====== DATASET EXTRACT ======

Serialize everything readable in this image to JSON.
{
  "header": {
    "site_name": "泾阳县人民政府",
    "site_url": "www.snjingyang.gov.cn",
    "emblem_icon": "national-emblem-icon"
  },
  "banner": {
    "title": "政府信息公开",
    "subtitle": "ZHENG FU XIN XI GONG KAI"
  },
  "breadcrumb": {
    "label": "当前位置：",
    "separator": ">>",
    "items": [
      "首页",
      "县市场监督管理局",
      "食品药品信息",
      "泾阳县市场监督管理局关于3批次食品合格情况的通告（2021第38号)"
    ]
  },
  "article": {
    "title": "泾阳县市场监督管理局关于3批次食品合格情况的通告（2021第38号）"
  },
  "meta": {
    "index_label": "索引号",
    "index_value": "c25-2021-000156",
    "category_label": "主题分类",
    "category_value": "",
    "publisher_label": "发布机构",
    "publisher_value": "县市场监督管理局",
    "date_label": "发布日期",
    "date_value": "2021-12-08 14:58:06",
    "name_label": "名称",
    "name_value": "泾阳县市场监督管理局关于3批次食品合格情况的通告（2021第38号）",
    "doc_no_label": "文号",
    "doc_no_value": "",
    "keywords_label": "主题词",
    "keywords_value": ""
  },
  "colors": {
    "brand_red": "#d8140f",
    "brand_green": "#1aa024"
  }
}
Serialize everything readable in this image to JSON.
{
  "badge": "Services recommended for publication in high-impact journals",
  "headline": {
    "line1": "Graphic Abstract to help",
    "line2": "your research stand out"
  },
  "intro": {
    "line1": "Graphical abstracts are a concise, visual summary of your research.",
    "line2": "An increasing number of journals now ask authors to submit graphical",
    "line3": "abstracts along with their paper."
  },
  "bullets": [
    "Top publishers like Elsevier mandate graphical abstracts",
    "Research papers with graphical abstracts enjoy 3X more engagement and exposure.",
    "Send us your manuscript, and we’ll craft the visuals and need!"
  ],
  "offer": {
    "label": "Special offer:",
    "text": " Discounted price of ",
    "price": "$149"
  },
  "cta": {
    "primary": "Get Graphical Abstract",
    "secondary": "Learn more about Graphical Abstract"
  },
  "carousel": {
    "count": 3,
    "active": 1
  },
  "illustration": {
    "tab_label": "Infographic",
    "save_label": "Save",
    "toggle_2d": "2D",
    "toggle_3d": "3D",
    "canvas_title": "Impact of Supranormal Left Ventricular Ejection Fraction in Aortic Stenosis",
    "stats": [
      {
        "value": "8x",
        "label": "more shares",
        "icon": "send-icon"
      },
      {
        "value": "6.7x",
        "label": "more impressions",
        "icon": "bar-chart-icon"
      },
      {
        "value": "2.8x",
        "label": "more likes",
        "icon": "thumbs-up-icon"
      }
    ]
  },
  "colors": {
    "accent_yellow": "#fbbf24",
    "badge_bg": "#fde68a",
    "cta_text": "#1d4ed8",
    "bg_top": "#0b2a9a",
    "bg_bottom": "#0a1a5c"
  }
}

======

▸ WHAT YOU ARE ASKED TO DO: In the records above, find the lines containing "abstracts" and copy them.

▸ SOLUTION FOR THIS EXERCISE:
    "line1": "Graphical abstracts are a concise, visual summary of your research.",
    "line3": "abstracts along with their paper."
    "Top publishers like Elsevier mandate graphical abstracts",
    "Research papers with graphical abstracts enjoy 3X more engagement and exposure.",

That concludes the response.